Let us reduce social stress in the currently fraught security situation and abolish coronavirus certificates and the mask-wearing obligation, focus vaccination efforts on the elderly and other risk groups, journalist Urmet Kook writes.
33, 108, 107, 68, 97, 113, 42. These are Estonia's daily vaccination figures for the week (last week – ed.). A total of 568 weekly vaccination, 81 as the daily average.
A member of the COVID-19 Scientific Advisory Council recently suggested that the press should not be publishing these modest figures as they supposedly manufacture reluctance to get vaccinated. Unfortunately, that is just so much wishful thinking.
What is more, I haven't noticed any great journalistic effort to emphasize these figures over the last month. The results are unchanged – so few people are getting vaccinated today that all their names could be published in the paper, jokingly speaking. Whereas they likely include children who get the shot so they could go traveling, not because of any great need for it.
The recent Omicron coronavirus wave that cares little for prior immunity is washing over both vaccinated and unvaccinated people, including those who have gotten two or three jabs. This means that Estonia's reason for continued use of Covid certificates is on shaky grounds.
"We cannot abolish them because people will not go in to get vaccinated if we do," a high-ranking government politician admitted earlier in the year. But it is clear they are not getting the shot either way. It is not a good reason for sticking with Covid passports.
Life has also changed quite a lot in the last two months. Several Tallinn cafes that were still diligent about monitoring compliance with Covid certificate and mask restrictions in January no longer notice customers not wearing one. Establishments also fail to check the certificates or identification of repeat patrons. Half of moviegoers are not wearing a mask, while almost everyone takes it off as the movie starts.
At the same time, we find ourselves in a major security crisis that also manifests in Estonian residents' heightened perception of danger, anxiety and broader uncertainty for the future. A society that is broken on the inside is not a good recipe in such a situation. Let us take down one source of domestic tension in the form of Covid passports, more so as maintaining it no longer has any notable positive effect for the healthcare system in a situation where both vaccinated and unvaccinated people contract Omicron.
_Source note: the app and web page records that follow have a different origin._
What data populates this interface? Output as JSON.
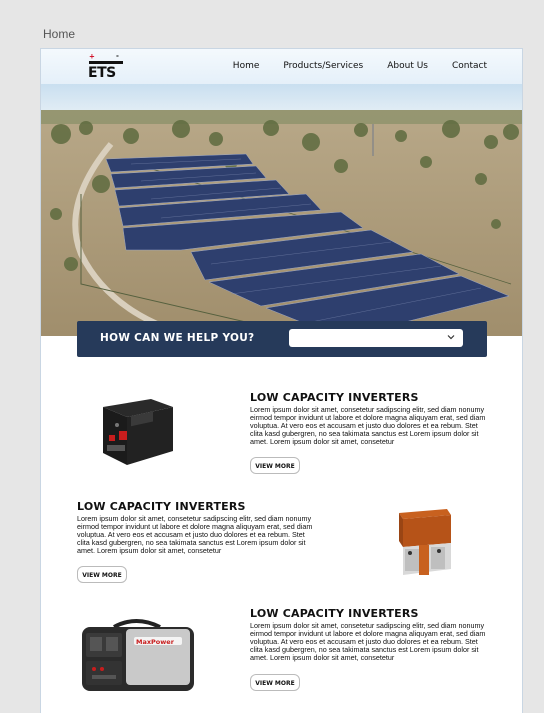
{
  "page_label": "Home",
  "nav": {
    "items": [
      "Home",
      "Products/Services",
      "About Us",
      "Contact"
    ]
  },
  "logo_text": "ETS",
  "hero": {
    "slide_count": 4
  },
  "help": {
    "title": "HOW CAN WE HELP YOU?",
    "select_value": ""
  },
  "products": [
    {
      "title": "LOW CAPACITY INVERTERS",
      "description": "Lorem ipsum dolor sit amet, consetetur sadipscing elitr, sed diam nonumy eirmod tempor invidunt ut labore et dolore magna aliquyam erat, sed diam voluptua. At vero eos et accusam et justo duo dolores et ea rebum. Stet clita kasd gubergren, no sea takimata sanctus est Lorem ipsum dolor sit amet. Lorem ipsum dolor sit amet, consetetur",
      "button": "VIEW MORE",
      "image": "inverter-unit"
    },
    {
      "title": "LOW CAPACITY INVERTERS",
      "description": "Lorem ipsum dolor sit amet, consetetur sadipscing elitr, sed diam nonumy eirmod tempor invidunt ut labore et dolore magna aliquyam erat, sed diam voluptua. At vero eos et accusam et justo duo dolores et ea rebum. Stet clita kasd gubergren, no sea takimata sanctus est Lorem ipsum dolor sit amet. Lorem ipsum dolor sit amet, consetetur",
      "button": "VIEW MORE",
      "image": "battery-unit"
    },
    {
      "title": "LOW CAPACITY INVERTERS",
      "description": "Lorem ipsum dolor sit amet, consetetur sadipscing elitr, sed diam nonumy eirmod tempor invidunt ut labore et dolore magna aliquyam erat, sed diam voluptua. At vero eos et accusam et justo duo dolores et ea rebum. Stet clita kasd gubergren, no sea takimata sanctus est Lorem ipsum dolor sit amet. Lorem ipsum dolor sit amet, consetetur",
      "button": "VIEW MORE",
      "image": "portable-power-station",
      "brand_text": "MaxPower"
    }
  ],
  "colors": {
    "help_bar": "#263a5a",
    "header_bg": "#e5f0f9",
    "logo_red": "#d0021b"
  }
}
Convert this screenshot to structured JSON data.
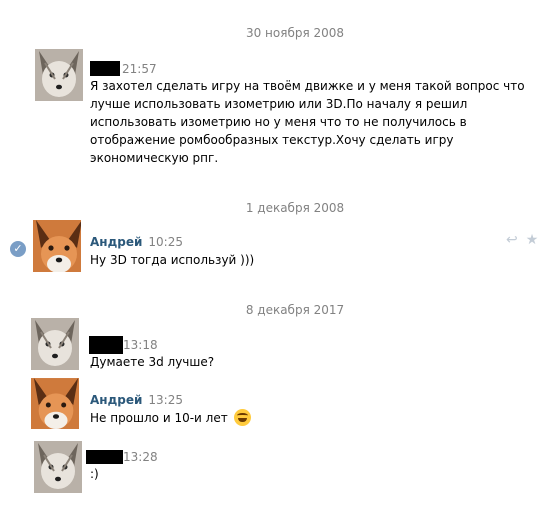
{
  "colors": {
    "author": "#2b587a",
    "meta": "#828282",
    "read_badge": "#7a9ec6",
    "redaction": "#000000"
  },
  "dates": [
    "30 ноября 2008",
    "1 декабря 2008",
    "8 декабря 2017"
  ],
  "messages": [
    {
      "author": "",
      "time": "21:57",
      "text_lines": [
        "Я захотел сделать игру на твоём движке и у меня такой вопрос что",
        "лучше использовать изометрию или 3D.По началу я решил",
        "использовать изометрию но у меня что то не получилось в",
        "отображение ромбообразных текстур.Хочу сделать игру",
        "экономическую рпг."
      ]
    },
    {
      "author": "Андрей",
      "time": "10:25",
      "text_lines": [
        "Ну 3D тогда используй )))"
      ]
    },
    {
      "author": "",
      "time": "13:18",
      "text_lines": [
        "Думаете 3d лучше?"
      ]
    },
    {
      "author": "Андрей",
      "time": "13:25",
      "text_lines": [
        "Не прошло и 10-и лет"
      ],
      "emoji": "laughing-tears-emoji"
    },
    {
      "author": "",
      "time": "13:28",
      "text_lines": [
        ":)"
      ]
    }
  ],
  "icons": {
    "read": "checkmark-icon",
    "reply": "reply-icon",
    "star": "star-icon"
  }
}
Yes, hospitals are treating a lot of people today, but looking into the daily figures, more than half are not in because of Covid. They have other medical problems and have also been diagnosed with the coronavirus prior to or after being admitted.
True, they also have to be isolated, but their treatment differs from what is needed for people with severe Covid who are having trouble breathing. It requires fewer hospital resources, as pointed out by head of the previous COVID-19 council, professor Irja Lutsar.
Another well-known argument is that vaccinated people are less likely to need hospitalization with Covid. And it is true. However, the Health Board's recent epidemic overview also points out that the average age of people hospitalized is 72. Let us focus the vaccination effort keenly on the elderly and other risk groups. For them, vaccination is still essential.
Let us have a positive campaign. Let us not threaten to cut people off from night clubs or gyms because these are not places the elderly frequent. We should have a campaign that offers the elderly benefits, even just cash. If politicians are not ashamed to deploy "cash in hand now" tactics during elections, why should they now? It would also be cheaper for the state than paying for days spent in intensive care.
Protective masks could also be made strictly voluntary. And please do no mistake me for a mask denier. I have diligently worn one even in situations where it is completely pointless; for example, well-ventilated shopping centers. And I will continue to wear one in tight crowded spaces, such as when taking public transport. But coercion could be replaced with voluntariness.
Editor: Marcus Turovski